How long have you worked from home? I’ve worked from home on and off for six years — half of which was spent as a graduate student. Home/work for the past three years has been a two bedroom, fourth floor walk-up apartment in the Red Hook section of Brooklyn. Red Hook, a heavily industrial waterfront area was once marked by gangster grittiness of all stripes … first the mafia and later urban gangs. The waterfront area is now infamous as a haven for working artists, designers, and writers since it’s slightly off the grid. Geographically, Red Hook is no Siberia but the lack of a convenient subway stop keep the rents low. Everyone seems to know each other and the smattering of bars, restaurants, and boutiques are predominately run or staffed by locals. There’s an organic farm, community gardens growing in vacant lots, historic longshoreman bars, waterfront parks and piers, and, um, an IKEA [the frame below in Matt's entryway is from IKEA]. I couldn’t imagine working from any where else … although it is refreshing to shed the pajamas every so often and attend proper meetings.
What does a ‘normal’ day entail? An average work day revolves a lot of moving around from bed to desk to couch to a stool in the kitchen. Lots of “walk” breaks and trips to Fairway market for lunch. Workdays kind of flow on and on, starting early and ending late. I spend a lot of time looking out my windows and thinking since there’s great light, little noise, and few distractions. I have city views and a full-frontal view of Statue of Liberty sitting in the lower New York Harbor. During late summer afternoons, I charge my laptop, grab a a blanket, and head to my roof where I get WiFi.
Is there any form of technology that helps you? My MacBook desktop is cluttered with Sticky Notes, otherwise my virtual organization habits are pretty minimal. I keep an old fashioned paper calender. IM is my virtual water cooler. Since I do miss the daily interaction of being in a proper office full-time, saying hello to friends and colleagues while taking a work break is a godsend (most of the time).

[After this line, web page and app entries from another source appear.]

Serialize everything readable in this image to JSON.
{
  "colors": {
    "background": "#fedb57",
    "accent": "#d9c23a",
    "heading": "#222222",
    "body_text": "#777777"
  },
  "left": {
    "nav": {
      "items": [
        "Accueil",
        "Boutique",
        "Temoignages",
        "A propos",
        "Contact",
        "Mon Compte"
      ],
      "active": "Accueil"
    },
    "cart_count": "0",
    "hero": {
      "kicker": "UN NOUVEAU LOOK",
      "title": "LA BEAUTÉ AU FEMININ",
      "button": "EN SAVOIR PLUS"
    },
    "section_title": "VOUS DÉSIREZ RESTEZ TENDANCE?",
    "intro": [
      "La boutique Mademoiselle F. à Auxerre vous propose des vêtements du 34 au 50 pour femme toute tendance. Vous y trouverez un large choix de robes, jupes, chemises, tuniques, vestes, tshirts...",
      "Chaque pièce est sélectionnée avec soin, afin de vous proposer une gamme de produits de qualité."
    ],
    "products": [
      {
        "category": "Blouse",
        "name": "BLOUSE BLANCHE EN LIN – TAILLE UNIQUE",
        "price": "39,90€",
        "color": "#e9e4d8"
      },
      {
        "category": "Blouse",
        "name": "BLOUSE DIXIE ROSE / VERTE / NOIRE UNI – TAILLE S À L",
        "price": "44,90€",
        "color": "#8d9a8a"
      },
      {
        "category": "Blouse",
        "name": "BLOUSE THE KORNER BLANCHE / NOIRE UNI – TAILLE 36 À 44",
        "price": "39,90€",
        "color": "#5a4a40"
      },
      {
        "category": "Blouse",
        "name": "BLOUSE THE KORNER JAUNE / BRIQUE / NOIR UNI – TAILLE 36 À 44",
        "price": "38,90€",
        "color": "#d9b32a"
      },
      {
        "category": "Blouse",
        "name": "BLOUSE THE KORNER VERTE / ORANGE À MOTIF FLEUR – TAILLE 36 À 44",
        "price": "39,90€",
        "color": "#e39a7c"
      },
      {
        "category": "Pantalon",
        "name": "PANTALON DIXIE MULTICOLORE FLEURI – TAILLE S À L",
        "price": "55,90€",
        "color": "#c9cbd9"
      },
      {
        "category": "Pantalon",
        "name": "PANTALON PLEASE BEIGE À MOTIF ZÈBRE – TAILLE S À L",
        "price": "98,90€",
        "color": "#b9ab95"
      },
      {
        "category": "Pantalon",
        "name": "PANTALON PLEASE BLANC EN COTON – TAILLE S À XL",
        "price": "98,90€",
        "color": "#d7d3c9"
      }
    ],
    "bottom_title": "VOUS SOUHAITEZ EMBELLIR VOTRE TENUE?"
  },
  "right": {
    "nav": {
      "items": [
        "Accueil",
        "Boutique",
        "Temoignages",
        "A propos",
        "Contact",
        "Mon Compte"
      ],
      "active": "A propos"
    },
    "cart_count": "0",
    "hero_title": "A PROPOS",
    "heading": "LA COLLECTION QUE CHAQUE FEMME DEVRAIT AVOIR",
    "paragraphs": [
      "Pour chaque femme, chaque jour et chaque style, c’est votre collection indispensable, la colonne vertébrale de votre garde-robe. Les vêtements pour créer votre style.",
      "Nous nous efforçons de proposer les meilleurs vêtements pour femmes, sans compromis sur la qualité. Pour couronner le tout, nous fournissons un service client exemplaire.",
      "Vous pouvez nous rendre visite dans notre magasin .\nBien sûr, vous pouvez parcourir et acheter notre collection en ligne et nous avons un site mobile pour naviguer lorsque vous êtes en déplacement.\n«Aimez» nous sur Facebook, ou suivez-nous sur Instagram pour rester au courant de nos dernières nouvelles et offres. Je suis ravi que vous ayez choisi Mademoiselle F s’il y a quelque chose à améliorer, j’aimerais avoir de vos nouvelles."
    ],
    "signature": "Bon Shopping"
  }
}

How do you organize your space? Is there a desktop tool you can’t do without? Working from my living and bedrooms, I have to keep everything organized and in-order (organizing and cleaning and redecorating is my ultimate work-from-home procrastination tool). Public radio is usually on at all hours and there’s a steady supply of caffeine in the fridge. Magazines and books (mostly fiction and memoir) are on hand for periodic recharging. Stamps, good pens, my Blackberry, and loose pieces of paper are all required in my work area. And then there’s cable television ….
What inspires you? Living in a creative enclave in the middle of the city really keeps the inspiration levels high. If I was working from home elsewhere in the city, I’d feel flat-out stifled, much more claustrophobic. It’s liberating (but, yes, at times lonely). I’m often inspired by — and frequently write about — the people around me … sustainable furniture designers, clothing designers, gardeners, art curators, dancers, web designers, eco-entrepreneurs, musicians, craftspeople. I don’t have to venture far. And I like that.
January 5, 2010
“Type A” is the polite term people use to describe me. (I’ll leave the less flattering alternatives to your imagination.) I like to think of myself as organized, and so the first piece of furniture I purchased for my new home office is this fantastic file cabinet from Muji. This Japanese company has built its reputation on using earth-friendly, innovative materials. The file cabinet is made from powder-coated steel (a virtually pollution-free process resulting in a super durable product), and gets top marks for simplicity of design. I love that it fits under most desks, including the walnut veneer work table by George Nelson that I have my eye on.